Exercise objective: The records that follow must be repeated exactly as they stand.
═══
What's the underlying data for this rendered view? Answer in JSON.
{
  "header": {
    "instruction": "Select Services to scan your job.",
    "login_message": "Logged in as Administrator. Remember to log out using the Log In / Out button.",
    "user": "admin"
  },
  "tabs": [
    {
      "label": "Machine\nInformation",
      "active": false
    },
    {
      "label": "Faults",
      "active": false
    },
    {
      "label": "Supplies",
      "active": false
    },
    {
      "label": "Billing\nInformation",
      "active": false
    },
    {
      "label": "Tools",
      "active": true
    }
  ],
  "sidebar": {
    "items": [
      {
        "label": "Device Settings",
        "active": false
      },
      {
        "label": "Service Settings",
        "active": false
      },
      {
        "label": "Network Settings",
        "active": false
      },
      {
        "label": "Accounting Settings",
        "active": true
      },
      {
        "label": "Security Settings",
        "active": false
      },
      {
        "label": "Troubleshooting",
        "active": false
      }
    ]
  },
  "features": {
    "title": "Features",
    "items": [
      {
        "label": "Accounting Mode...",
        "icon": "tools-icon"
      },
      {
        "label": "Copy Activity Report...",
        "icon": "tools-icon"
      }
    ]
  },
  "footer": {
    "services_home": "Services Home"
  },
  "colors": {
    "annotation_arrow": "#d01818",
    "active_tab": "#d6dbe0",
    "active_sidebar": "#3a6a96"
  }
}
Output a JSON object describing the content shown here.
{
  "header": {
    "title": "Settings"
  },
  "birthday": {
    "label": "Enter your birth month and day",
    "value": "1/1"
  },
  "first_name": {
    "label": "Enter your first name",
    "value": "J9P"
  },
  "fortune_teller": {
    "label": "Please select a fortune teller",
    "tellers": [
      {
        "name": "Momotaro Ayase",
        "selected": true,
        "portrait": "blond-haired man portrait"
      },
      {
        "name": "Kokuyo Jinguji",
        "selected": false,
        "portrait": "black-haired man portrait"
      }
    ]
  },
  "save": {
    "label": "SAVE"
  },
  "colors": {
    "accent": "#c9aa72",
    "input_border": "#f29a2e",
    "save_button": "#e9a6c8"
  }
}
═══
Response below:
What's the underlying data for this rendered view? Answer in JSON.
{
  "header": {
    "instruction": "Select Services to scan your job.",
    "login_message": "Logged in as Administrator. Remember to log out using the Log In / Out button.",
    "user": "admin"
  },
  "tabs": [
    {
      "label": "Machine\nInformation",
      "active": false
    },
    {
      "label": "Faults",
      "active": false
    },
    {
      "label": "Supplies",
      "active": false
    },
    {
      "label": "Billing\nInformation",
      "active": false
    },
    {
      "label": "Tools",
      "active": true
    }
  ],
  "sidebar": {
    "items": [
      {
        "label": "Device Settings",
        "active": false
      },
      {
        "label": "Service Settings",
        "active": false
      },
      {
        "label": "Network Settings",
        "active": false
      },
      {
        "label": "Accounting Settings",
        "active": true
      },
      {
        "label": "Security Settings",
        "active": false
      },
      {
        "label": "Troubleshooting",
        "active": false
      }
    ]
  },
  "features": {
    "title": "Features",
    "items": [
      {
        "label": "Accounting Mode...",
        "icon": "tools-icon"
      },
      {
        "label": "Copy Activity Report...",
        "icon": "tools-icon"
      }
    ]
  },
  "footer": {
    "services_home": "Services Home"
  },
  "colors": {
    "annotation_arrow": "#d01818",
    "active_tab": "#d6dbe0",
    "active_sidebar": "#3a6a96"
  }
}
Output a JSON object describing the content shown here.
{
  "header": {
    "title": "Settings"
  },
  "birthday": {
    "label": "Enter your birth month and day",
    "value": "1/1"
  },
  "first_name": {
    "label": "Enter your first name",
    "value": "J9P"
  },
  "fortune_teller": {
    "label": "Please select a fortune teller",
    "tellers": [
      {
        "name": "Momotaro Ayase",
        "selected": true,
        "portrait": "blond-haired man portrait"
      },
      {
        "name": "Kokuyo Jinguji",
        "selected": false,
        "portrait": "black-haired man portrait"
      }
    ]
  },
  "save": {
    "label": "SAVE"
  },
  "colors": {
    "accent": "#c9aa72",
    "input_border": "#f29a2e",
    "save_button": "#e9a6c8"
  }
}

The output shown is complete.